━━━━━ Given data

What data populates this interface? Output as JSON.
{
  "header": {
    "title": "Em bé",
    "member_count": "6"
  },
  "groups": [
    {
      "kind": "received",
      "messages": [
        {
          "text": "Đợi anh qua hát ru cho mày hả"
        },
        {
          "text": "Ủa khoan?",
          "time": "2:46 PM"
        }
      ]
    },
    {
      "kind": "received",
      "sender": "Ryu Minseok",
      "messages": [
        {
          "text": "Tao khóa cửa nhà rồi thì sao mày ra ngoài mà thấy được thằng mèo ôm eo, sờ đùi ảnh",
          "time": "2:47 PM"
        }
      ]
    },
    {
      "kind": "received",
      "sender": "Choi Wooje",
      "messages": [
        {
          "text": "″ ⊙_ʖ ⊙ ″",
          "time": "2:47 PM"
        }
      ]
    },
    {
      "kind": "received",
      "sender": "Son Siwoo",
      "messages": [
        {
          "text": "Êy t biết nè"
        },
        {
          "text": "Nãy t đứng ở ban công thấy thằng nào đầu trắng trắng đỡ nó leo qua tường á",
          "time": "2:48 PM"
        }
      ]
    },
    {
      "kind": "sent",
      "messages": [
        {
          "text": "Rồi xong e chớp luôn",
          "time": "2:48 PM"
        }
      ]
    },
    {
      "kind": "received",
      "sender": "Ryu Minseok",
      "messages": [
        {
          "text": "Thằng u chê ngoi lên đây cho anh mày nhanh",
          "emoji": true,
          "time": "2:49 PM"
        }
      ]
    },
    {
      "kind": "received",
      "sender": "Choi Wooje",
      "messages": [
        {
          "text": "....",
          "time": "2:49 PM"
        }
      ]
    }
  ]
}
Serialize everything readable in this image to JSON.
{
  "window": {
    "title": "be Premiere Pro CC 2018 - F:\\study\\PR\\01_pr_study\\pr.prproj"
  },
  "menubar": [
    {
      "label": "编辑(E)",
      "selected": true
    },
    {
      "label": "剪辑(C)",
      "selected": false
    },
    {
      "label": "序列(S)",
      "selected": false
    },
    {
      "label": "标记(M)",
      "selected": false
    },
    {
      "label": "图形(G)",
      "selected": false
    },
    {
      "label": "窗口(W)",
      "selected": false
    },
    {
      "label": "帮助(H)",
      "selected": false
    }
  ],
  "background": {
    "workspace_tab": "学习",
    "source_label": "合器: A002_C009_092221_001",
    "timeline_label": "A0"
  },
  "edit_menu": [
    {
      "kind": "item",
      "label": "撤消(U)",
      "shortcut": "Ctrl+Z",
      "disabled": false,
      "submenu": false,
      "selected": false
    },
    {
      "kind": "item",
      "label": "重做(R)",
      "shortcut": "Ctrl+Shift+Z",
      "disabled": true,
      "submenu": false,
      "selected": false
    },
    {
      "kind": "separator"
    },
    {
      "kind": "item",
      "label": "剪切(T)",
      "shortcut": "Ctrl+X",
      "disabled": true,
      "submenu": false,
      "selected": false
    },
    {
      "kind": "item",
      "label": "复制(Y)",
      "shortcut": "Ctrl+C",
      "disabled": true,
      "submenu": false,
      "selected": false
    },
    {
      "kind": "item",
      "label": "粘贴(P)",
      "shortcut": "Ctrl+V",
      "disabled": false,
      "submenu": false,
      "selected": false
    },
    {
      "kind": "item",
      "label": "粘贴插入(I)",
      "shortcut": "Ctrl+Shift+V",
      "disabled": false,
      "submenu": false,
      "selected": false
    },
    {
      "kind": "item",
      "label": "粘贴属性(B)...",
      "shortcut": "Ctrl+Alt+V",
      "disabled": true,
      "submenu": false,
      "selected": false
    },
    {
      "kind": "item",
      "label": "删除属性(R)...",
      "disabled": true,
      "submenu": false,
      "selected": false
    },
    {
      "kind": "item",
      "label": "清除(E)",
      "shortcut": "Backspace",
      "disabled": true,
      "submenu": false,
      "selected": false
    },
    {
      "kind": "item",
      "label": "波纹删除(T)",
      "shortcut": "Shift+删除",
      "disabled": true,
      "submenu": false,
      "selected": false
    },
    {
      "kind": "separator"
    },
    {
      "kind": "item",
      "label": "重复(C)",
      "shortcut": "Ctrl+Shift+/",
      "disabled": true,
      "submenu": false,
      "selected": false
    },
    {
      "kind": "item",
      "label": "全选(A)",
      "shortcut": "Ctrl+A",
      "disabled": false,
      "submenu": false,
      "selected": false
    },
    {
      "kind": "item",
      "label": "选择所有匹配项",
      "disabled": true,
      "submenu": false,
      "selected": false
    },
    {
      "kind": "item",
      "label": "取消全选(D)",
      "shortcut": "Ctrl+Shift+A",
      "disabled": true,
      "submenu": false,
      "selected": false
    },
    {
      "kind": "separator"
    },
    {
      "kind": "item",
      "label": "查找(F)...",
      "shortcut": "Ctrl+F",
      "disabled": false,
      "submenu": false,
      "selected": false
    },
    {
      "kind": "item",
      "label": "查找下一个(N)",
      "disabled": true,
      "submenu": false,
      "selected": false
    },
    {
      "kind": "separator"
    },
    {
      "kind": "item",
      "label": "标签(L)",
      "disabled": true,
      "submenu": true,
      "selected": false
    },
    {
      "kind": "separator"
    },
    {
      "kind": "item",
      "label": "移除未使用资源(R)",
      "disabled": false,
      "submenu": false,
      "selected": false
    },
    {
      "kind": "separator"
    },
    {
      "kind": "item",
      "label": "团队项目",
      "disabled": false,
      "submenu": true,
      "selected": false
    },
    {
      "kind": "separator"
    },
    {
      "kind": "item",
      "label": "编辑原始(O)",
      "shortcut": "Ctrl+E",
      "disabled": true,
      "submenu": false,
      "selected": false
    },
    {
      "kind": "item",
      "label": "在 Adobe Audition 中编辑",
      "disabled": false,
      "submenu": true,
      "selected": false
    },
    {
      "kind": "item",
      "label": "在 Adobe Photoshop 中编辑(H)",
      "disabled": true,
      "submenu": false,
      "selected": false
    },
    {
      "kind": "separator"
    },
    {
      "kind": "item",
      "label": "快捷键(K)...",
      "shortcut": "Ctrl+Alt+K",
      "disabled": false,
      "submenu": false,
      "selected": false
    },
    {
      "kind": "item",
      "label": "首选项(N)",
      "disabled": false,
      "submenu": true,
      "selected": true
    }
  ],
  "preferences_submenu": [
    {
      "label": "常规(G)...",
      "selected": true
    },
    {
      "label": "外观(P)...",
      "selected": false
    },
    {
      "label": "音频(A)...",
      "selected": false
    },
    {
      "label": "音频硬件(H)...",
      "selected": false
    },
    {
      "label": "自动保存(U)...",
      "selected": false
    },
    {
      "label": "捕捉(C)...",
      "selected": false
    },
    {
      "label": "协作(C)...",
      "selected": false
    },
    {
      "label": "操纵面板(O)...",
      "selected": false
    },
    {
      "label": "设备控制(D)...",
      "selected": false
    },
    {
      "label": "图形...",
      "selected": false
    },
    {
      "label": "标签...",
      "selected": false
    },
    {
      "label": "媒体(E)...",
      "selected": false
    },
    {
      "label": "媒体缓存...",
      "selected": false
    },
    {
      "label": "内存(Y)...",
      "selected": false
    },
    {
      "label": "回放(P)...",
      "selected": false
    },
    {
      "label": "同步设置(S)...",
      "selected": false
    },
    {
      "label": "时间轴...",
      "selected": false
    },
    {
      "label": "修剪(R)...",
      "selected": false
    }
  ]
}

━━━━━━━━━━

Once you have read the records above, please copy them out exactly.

What data populates this interface? Output as JSON.
{
  "header": {
    "title": "Em bé",
    "member_count": "6"
  },
  "groups": [
    {
      "kind": "received",
      "messages": [
        {
          "text": "Đợi anh qua hát ru cho mày hả"
        },
        {
          "text": "Ủa khoan?",
          "time": "2:46 PM"
        }
      ]
    },
    {
      "kind": "received",
      "sender": "Ryu Minseok",
      "messages": [
        {
          "text": "Tao khóa cửa nhà rồi thì sao mày ra ngoài mà thấy được thằng mèo ôm eo, sờ đùi ảnh",
          "time": "2:47 PM"
        }
      ]
    },
    {
      "kind": "received",
      "sender": "Choi Wooje",
      "messages": [
        {
          "text": "″ ⊙_ʖ ⊙ ″",
          "time": "2:47 PM"
        }
      ]
    },
    {
      "kind": "received",
      "sender": "Son Siwoo",
      "messages": [
        {
          "text": "Êy t biết nè"
        },
        {
          "text": "Nãy t đứng ở ban công thấy thằng nào đầu trắng trắng đỡ nó leo qua tường á",
          "time": "2:48 PM"
        }
      ]
    },
    {
      "kind": "sent",
      "messages": [
        {
          "text": "Rồi xong e chớp luôn",
          "time": "2:48 PM"
        }
      ]
    },
    {
      "kind": "received",
      "sender": "Ryu Minseok",
      "messages": [
        {
          "text": "Thằng u chê ngoi lên đây cho anh mày nhanh",
          "emoji": true,
          "time": "2:49 PM"
        }
      ]
    },
    {
      "kind": "received",
      "sender": "Choi Wooje",
      "messages": [
        {
          "text": "....",
          "time": "2:49 PM"
        }
      ]
    }
  ]
}
Serialize everything readable in this image to JSON.
{
  "window": {
    "title": "be Premiere Pro CC 2018 - F:\\study\\PR\\01_pr_study\\pr.prproj"
  },
  "menubar": [
    {
      "label": "编辑(E)",
      "selected": true
    },
    {
      "label": "剪辑(C)",
      "selected": false
    },
    {
      "label": "序列(S)",
      "selected": false
    },
    {
      "label": "标记(M)",
      "selected": false
    },
    {
      "label": "图形(G)",
      "selected": false
    },
    {
      "label": "窗口(W)",
      "selected": false
    },
    {
      "label": "帮助(H)",
      "selected": false
    }
  ],
  "background": {
    "workspace_tab": "学习",
    "source_label": "合器: A002_C009_092221_001",
    "timeline_label": "A0"
  },
  "edit_menu": [
    {
      "kind": "item",
      "label": "撤消(U)",
      "shortcut": "Ctrl+Z",
      "disabled": false,
      "submenu": false,
      "selected": false
    },
    {
      "kind": "item",
      "label": "重做(R)",
      "shortcut": "Ctrl+Shift+Z",
      "disabled": true,
      "submenu": false,
      "selected": false
    },
    {
      "kind": "separator"
    },
    {
      "kind": "item",
      "label": "剪切(T)",
      "shortcut": "Ctrl+X",
      "disabled": true,
      "submenu": false,
      "selected": false
    },
    {
      "kind": "item",
      "label": "复制(Y)",
      "shortcut": "Ctrl+C",
      "disabled": true,
      "submenu": false,
      "selected": false
    },
    {
      "kind": "item",
      "label": "粘贴(P)",
      "shortcut": "Ctrl+V",
      "disabled": false,
      "submenu": false,
      "selected": false
    },
    {
      "kind": "item",
      "label": "粘贴插入(I)",
      "shortcut": "Ctrl+Shift+V",
      "disabled": false,
      "submenu": false,
      "selected": false
    },
    {
      "kind": "item",
      "label": "粘贴属性(B)...",
      "shortcut": "Ctrl+Alt+V",
      "disabled": true,
      "submenu": false,
      "selected": false
    },
    {
      "kind": "item",
      "label": "删除属性(R)...",
      "disabled": true,
      "submenu": false,
      "selected": false
    },
    {
      "kind": "item",
      "label": "清除(E)",
      "shortcut": "Backspace",
      "disabled": true,
      "submenu": false,
      "selected": false
    },
    {
      "kind": "item",
      "label": "波纹删除(T)",
      "shortcut": "Shift+删除",
      "disabled": true,
      "submenu": false,
      "selected": false
    },
    {
      "kind": "separator"
    },
    {
      "kind": "item",
      "label": "重复(C)",
      "shortcut": "Ctrl+Shift+/",
      "disabled": true,
      "submenu": false,
      "selected": false
    },
    {
      "kind": "item",
      "label": "全选(A)",
      "shortcut": "Ctrl+A",
      "disabled": false,
      "submenu": false,
      "selected": false
    },
    {
      "kind": "item",
      "label": "选择所有匹配项",
      "disabled": true,
      "submenu": false,
      "selected": false
    },
    {
      "kind": "item",
      "label": "取消全选(D)",
      "shortcut": "Ctrl+Shift+A",
      "disabled": true,
      "submenu": false,
      "selected": false
    },
    {
      "kind": "separator"
    },
    {
      "kind": "item",
      "label": "查找(F)...",
      "shortcut": "Ctrl+F",
      "disabled": false,
      "submenu": false,
      "selected": false
    },
    {
      "kind": "item",
      "label": "查找下一个(N)",
      "disabled": true,
      "submenu": false,
      "selected": false
    },
    {
      "kind": "separator"
    },
    {
      "kind": "item",
      "label": "标签(L)",
      "disabled": true,
      "submenu": true,
      "selected": false
    },
    {
      "kind": "separator"
    },
    {
      "kind": "item",
      "label": "移除未使用资源(R)",
      "disabled": false,
      "submenu": false,
      "selected": false
    },
    {
      "kind": "separator"
    },
    {
      "kind": "item",
      "label": "团队项目",
      "disabled": false,
      "submenu": true,
      "selected": false
    },
    {
      "kind": "separator"
    },
    {
      "kind": "item",
      "label": "编辑原始(O)",
      "shortcut": "Ctrl+E",
      "disabled": true,
      "submenu": false,
      "selected": false
    },
    {
      "kind": "item",
      "label": "在 Adobe Audition 中编辑",
      "disabled": false,
      "submenu": true,
      "selected": false
    },
    {
      "kind": "item",
      "label": "在 Adobe Photoshop 中编辑(H)",
      "disabled": true,
      "submenu": false,
      "selected": false
    },
    {
      "kind": "separator"
    },
    {
      "kind": "item",
      "label": "快捷键(K)...",
      "shortcut": "Ctrl+Alt+K",
      "disabled": false,
      "submenu": false,
      "selected": false
    },
    {
      "kind": "item",
      "label": "首选项(N)",
      "disabled": false,
      "submenu": true,
      "selected": true
    }
  ],
  "preferences_submenu": [
    {
      "label": "常规(G)...",
      "selected": true
    },
    {
      "label": "外观(P)...",
      "selected": false
    },
    {
      "label": "音频(A)...",
      "selected": false
    },
    {
      "label": "音频硬件(H)...",
      "selected": false
    },
    {
      "label": "自动保存(U)...",
      "selected": false
    },
    {
      "label": "捕捉(C)...",
      "selected": false
    },
    {
      "label": "协作(C)...",
      "selected": false
    },
    {
      "label": "操纵面板(O)...",
      "selected": false
    },
    {
      "label": "设备控制(D)...",
      "selected": false
    },
    {
      "label": "图形...",
      "selected": false
    },
    {
      "label": "标签...",
      "selected": false
    },
    {
      "label": "媒体(E)...",
      "selected": false
    },
    {
      "label": "媒体缓存...",
      "selected": false
    },
    {
      "label": "内存(Y)...",
      "selected": false
    },
    {
      "label": "回放(P)...",
      "selected": false
    },
    {
      "label": "同步设置(S)...",
      "selected": false
    },
    {
      "label": "时间轴...",
      "selected": false
    },
    {
      "label": "修剪(R)...",
      "selected": false
    }
  ]
}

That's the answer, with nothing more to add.